DUNES DEBACLE AT PRIME HOOK
Flawed dune rebuilding project fails in 4 days
A newly completed project scraping sand from beaches on the Prime Hook National Wildlife Refuge to rebuild dunes shielding private beach homes has already imploded just days after completion. On October 6, 2011, bulldozers finished piling sand across a 4,000-foot stretch of coastline. Today there are already four breaches, one nearly 200 feet long, as Delaware Bay has repeatedly punctured the new barrier.
"After only four days, the first full moon high tide over-washed this project--it didnít even take a storm to knock it out," stated PEER Counsel Kathryn Douglass, who contended the project was misguided and counterproductive. "Astoundingly, it appears that both the state and federal experts knew that there was not enough sand on the beaches but proceeded anyway."
The long-contested project involved DNREC coming onto the Prime Hook National Wildlife Refuge beaches to move the federal sand to fill in holes punched in the dune-line by past storms. Most of the sand was put onto private property supposedly to shield around 200 homes from further incursion by the tides of Delaware Bay.

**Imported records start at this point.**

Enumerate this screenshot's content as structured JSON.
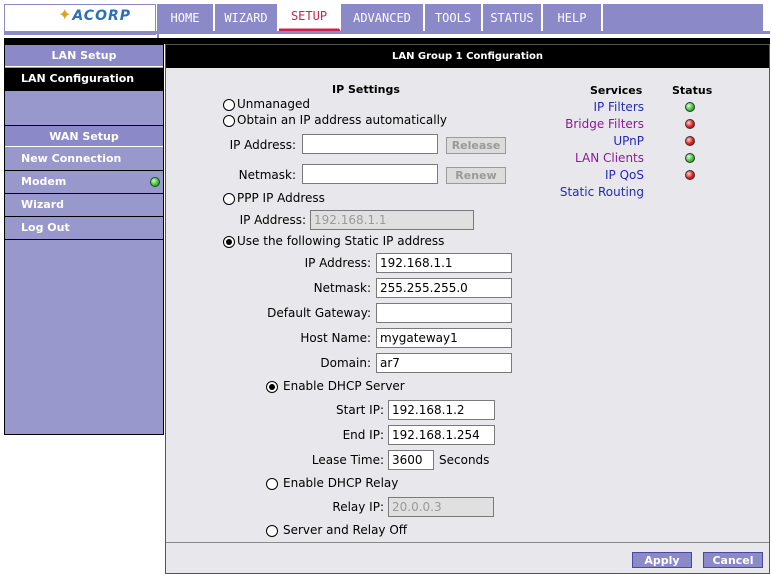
{
  "header": {
    "logo_text": "ACORP",
    "tabs": [
      {
        "label": "HOME"
      },
      {
        "label": "WIZARD"
      },
      {
        "label": "SETUP"
      },
      {
        "label": "ADVANCED"
      },
      {
        "label": "TOOLS"
      },
      {
        "label": "STATUS"
      },
      {
        "label": "HELP"
      }
    ],
    "active_tab": "SETUP"
  },
  "sidebar": {
    "lan_head": "LAN Setup",
    "lan_items": [
      {
        "label": "LAN Configuration"
      }
    ],
    "wan_head": "WAN Setup",
    "wan_items": [
      {
        "label": "New Connection"
      },
      {
        "label": "Modem"
      },
      {
        "label": "Wizard"
      },
      {
        "label": "Log Out"
      }
    ]
  },
  "main": {
    "title": "LAN Group 1 Configuration",
    "ip_settings": {
      "heading": "IP Settings",
      "unmanaged": "Unmanaged",
      "obtain_auto": "Obtain an IP address automatically",
      "auto_ip_label": "IP Address:",
      "auto_ip_value": "",
      "release": "Release",
      "auto_netmask_label": "Netmask:",
      "auto_netmask_value": "",
      "renew": "Renew",
      "ppp": "PPP IP Address",
      "ppp_ip_label": "IP Address:",
      "ppp_ip_value": "192.168.1.1",
      "static": "Use the following Static IP address",
      "static_ip_label": "IP Address:",
      "static_ip_value": "192.168.1.1",
      "static_netmask_label": "Netmask:",
      "static_netmask_value": "255.255.255.0",
      "gateway_label": "Default Gateway:",
      "gateway_value": "",
      "hostname_label": "Host Name:",
      "hostname_value": "mygateway1",
      "domain_label": "Domain:",
      "domain_value": "ar7",
      "selected": "static"
    },
    "dhcp": {
      "server": "Enable DHCP Server",
      "start_label": "Start IP:",
      "start_value": "192.168.1.2",
      "end_label": "End IP:",
      "end_value": "192.168.1.254",
      "lease_label": "Lease Time:",
      "lease_value": "3600",
      "lease_unit": "Seconds",
      "relay": "Enable DHCP Relay",
      "relay_label": "Relay IP:",
      "relay_value": "20.0.0.3",
      "off": "Server and Relay Off",
      "selected": "server"
    },
    "services": {
      "heading": "Services",
      "status_heading": "Status",
      "items": [
        {
          "label": "IP Filters",
          "color": "#2828b8",
          "status": "green"
        },
        {
          "label": "Bridge Filters",
          "color": "#8a1a9a",
          "status": "red"
        },
        {
          "label": "UPnP",
          "color": "#2828b8",
          "status": "red"
        },
        {
          "label": "LAN Clients",
          "color": "#8a1a9a",
          "status": "green"
        },
        {
          "label": "IP QoS",
          "color": "#2828b8",
          "status": "red"
        },
        {
          "label": "Static Routing",
          "color": "#2828b8",
          "status": ""
        }
      ]
    },
    "apply": "Apply",
    "cancel": "Cancel"
  },
  "colors": {
    "accent": "#8b89c8",
    "active_tab_text": "#d02050",
    "sidebar_bg": "#9898cc",
    "panel_bg": "#e8e8ec"
  }
}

More than a year earlier, DNREC experts had raised a red flag that there was not enough sand on the refuge beaches to complete the project. The agency backed off those concerns, however, under intense local political pressure. Then this past summer, Hurricane Irene removed as much as 80 percent of the sand needed for the project, according to Tony Pratt, the DNREC official responsible for the project, who said:
Nature did not wait for even a week before wiping out the project. Now, there is no sand available for any purpose. Neither DNREC nor the U.S. Fish & Wildlife Service, which operates the refuge, has announced what, if anything, it plans to do as the dune-line disappears.
Delaware Audubon and PEER tried to stop the project and ultimately brought a federal lawsuit charging that it violated the National Environmental Policy Act, which requires full environmental review of all significant federal actions, and the Refuge Improvement Act, which requires that projects on refuge lands serve refuge purposes. But in mid-September a federal magistrate ruled against the groups, opining that "deference" was owed to the "sound professional judgment" of refuge managers and that the projectís environmental assessment was not so questionable as to be "arbitrary and capricious."
"The magistrate ruled that the project could proceed, but Mother Nature proved far more eloquently than our legal briefs that this project would not accomplish its intended purpose," Douglass added. "Besides being a colossally bad idea, the project sets a horrible precedent of damaging federal wildlife refuges to further private interests."
Delaware Audubon and PEER are seeking DNREC records detailing how much taxpayer money has been wasted and whether top state officials knew the project was doomed to failure before starting the bulldozers.